Dr. Frederick J. Bashour wrote:

"Am I the only old analog guy who used your SM eq back in the mid-70s? I have so many tapes done that way, and I always preferred them to the ones I did with Dolby A.

"In fact, I used SM until 1978, when I switched to 30 ips using my own "in-house" special curve, which was approximately 3 dB hotter from about 4 kHz on up. [That curve came about because my combination of Paradyne electronics and Ralph Norton high inductance heads couldn't quite make the normal 30 ips AES playback curve. The electronics were a dB or so from going into oscillation, but the tapes sure were quiet!]

"Unfortunately, I lost my SM test tape when I left my briefcase on the roof of the Port Authority parking garage one hot afternoon in 1980. Good thing many of my SM masters have tones on them!

"Does MRL still make a SM test tape?

"Dr. Fred"

Yes - see "3  Studio Mastering", above.

Q: "How does all this relate to Dolby SR?"

A: I'm not really sure. The Dolby NR systems are "dynamic" equalizers, as opposed to all of the others above which are "static" equalizers. I believe that Dolby based his design on the 15 in/s NAB curve.
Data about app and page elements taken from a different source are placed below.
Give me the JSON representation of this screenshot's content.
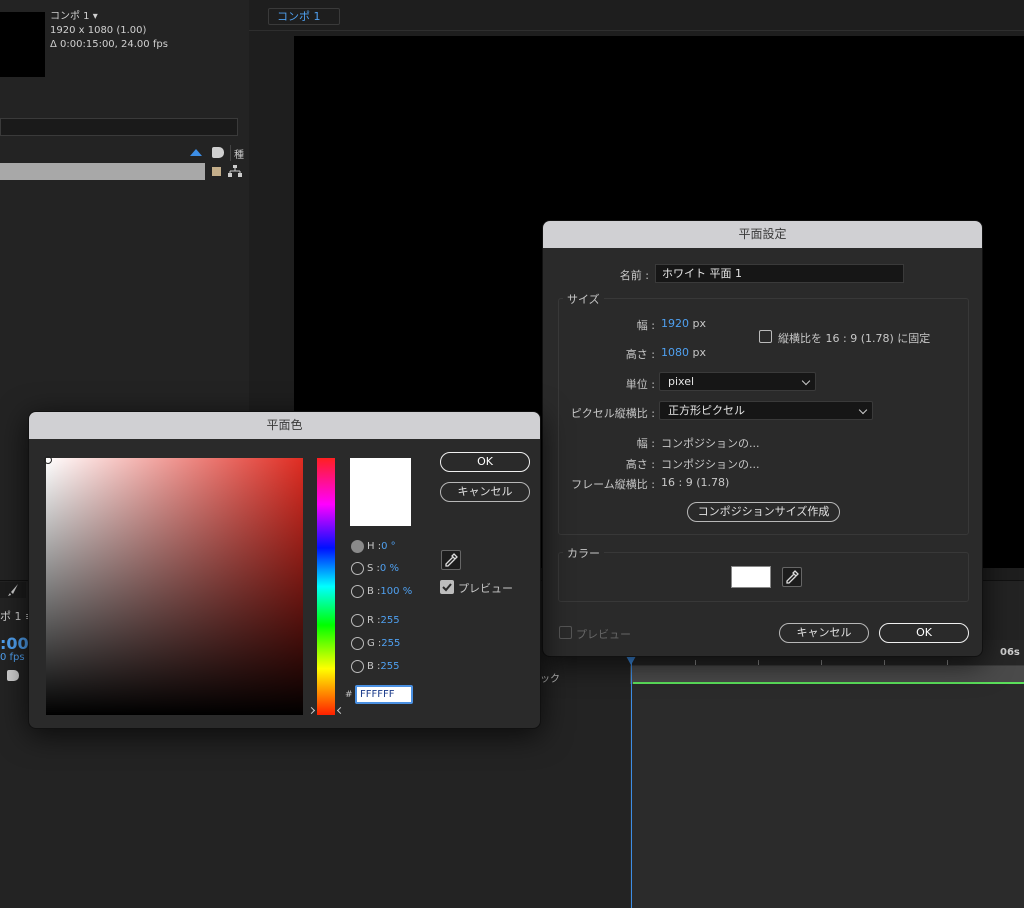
{
  "project": {
    "comp_name": "コンポ 1 ▾",
    "comp_size": "1920 x 1080 (1.00)",
    "comp_duration": "Δ 0:00:15:00, 24.00 fps",
    "header_extra": "種"
  },
  "viewer": {
    "tab_label": "コンポ 1"
  },
  "timeline": {
    "comp_label": "ポ 1 ≡",
    "time": ":00",
    "fps": "0 fps",
    "column_label": "ック",
    "ruler_label": "06s"
  },
  "color_picker": {
    "title": "平面色",
    "ok_label": "OK",
    "cancel_label": "キャンセル",
    "preview_label": "プレビュー",
    "preview_checked": true,
    "current_color": "#FFFFFF",
    "hue_color": "#E02C22",
    "h": {
      "label": "H :",
      "value": "0 °"
    },
    "s": {
      "label": "S :",
      "value": "0 %"
    },
    "b": {
      "label": "B :",
      "value": "100 %"
    },
    "r": {
      "label": "R :",
      "value": "255"
    },
    "g": {
      "label": "G :",
      "value": "255"
    },
    "b2": {
      "label": "B :",
      "value": "255"
    },
    "hex_prefix": "#",
    "hex_value": "FFFFFF"
  },
  "solid_settings": {
    "title": "平面設定",
    "name_label": "名前 :",
    "name_value": "ホワイト 平面 1",
    "size_group": "サイズ",
    "width_label": "幅 :",
    "width_value": "1920",
    "width_unit": "px",
    "height_label": "高さ :",
    "height_value": "1080",
    "height_unit": "px",
    "lock_label": "縦横比を 16 : 9 (1.78) に固定",
    "unit_label": "単位 :",
    "unit_value": "pixel",
    "par_label": "ピクセル縦横比 :",
    "par_value": "正方形ピクセル",
    "w_pct_label": "幅 :",
    "w_pct_value": "コンポジションの...",
    "h_pct_label": "高さ :",
    "h_pct_value": "コンポジションの...",
    "frame_ar_label": "フレーム縦横比 :",
    "frame_ar_value": "16 : 9 (1.78)",
    "make_comp_size_label": "コンポジションサイズ作成",
    "color_group": "カラー",
    "color_value": "#FFFFFF",
    "preview_label": "プレビュー",
    "cancel_label": "キャンセル",
    "ok_label": "OK"
  }
}
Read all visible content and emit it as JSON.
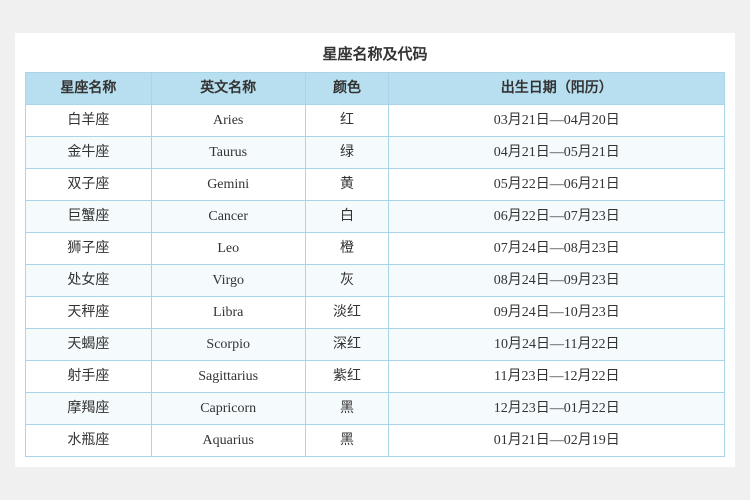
{
  "title": "星座名称及代码",
  "headers": {
    "zh_name": "星座名称",
    "en_name": "英文名称",
    "color": "颜色",
    "birth_date": "出生日期（阳历）"
  },
  "rows": [
    {
      "zh": "白羊座",
      "en": "Aries",
      "color": "红",
      "date": "03月21日—04月20日"
    },
    {
      "zh": "金牛座",
      "en": "Taurus",
      "color": "绿",
      "date": "04月21日—05月21日"
    },
    {
      "zh": "双子座",
      "en": "Gemini",
      "color": "黄",
      "date": "05月22日—06月21日"
    },
    {
      "zh": "巨蟹座",
      "en": "Cancer",
      "color": "白",
      "date": "06月22日—07月23日"
    },
    {
      "zh": "狮子座",
      "en": "Leo",
      "color": "橙",
      "date": "07月24日—08月23日"
    },
    {
      "zh": "处女座",
      "en": "Virgo",
      "color": "灰",
      "date": "08月24日—09月23日"
    },
    {
      "zh": "天秤座",
      "en": "Libra",
      "color": "淡红",
      "date": "09月24日—10月23日"
    },
    {
      "zh": "天蝎座",
      "en": "Scorpio",
      "color": "深红",
      "date": "10月24日—11月22日"
    },
    {
      "zh": "射手座",
      "en": "Sagittarius",
      "color": "紫红",
      "date": "11月23日—12月22日"
    },
    {
      "zh": "摩羯座",
      "en": "Capricorn",
      "color": "黑",
      "date": "12月23日—01月22日"
    },
    {
      "zh": "水瓶座",
      "en": "Aquarius",
      "color": "黑",
      "date": "01月21日—02月19日"
    }
  ]
}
If so, he has already modified the responses to minimize the "evil" effects of the 15 in/s NAB curve.

See:" The Spectral Recording Process", by Ray Dolby
Audio Engineering Society Journal, Volume: 35, Issue: 3, Page: 99-118  (1987). Available for purchase from   the AES.

Abstract: A complementary audio signal encoding and decoding format, called spectral recording (SR), for use in professional magnetic recording and similar applications is described. The processing algorithm is highly responsive to the spectral properties of the signal. A further characteristic used by encoding de-emphasizes high-level signal components in the frequency regions usually subject to channel overload. The process results in a significant reduction of audible noise and distortion arising in the channel.

Back to MRL Home Page

Edited 1999-01-14
Originally "Fundamentals" and "15 in/s Equalizations" were two separate files; combined 2000-04-05.
2003-08-06 Minor text clarifications; links added to papers.
Edited 2004-05-27;
2005-02-18  link to pub101sm added.
Edited 2006-01-18 to emphasize that the MRL SM equalization does not use the low-frequency boost and cut of the NAB Standard.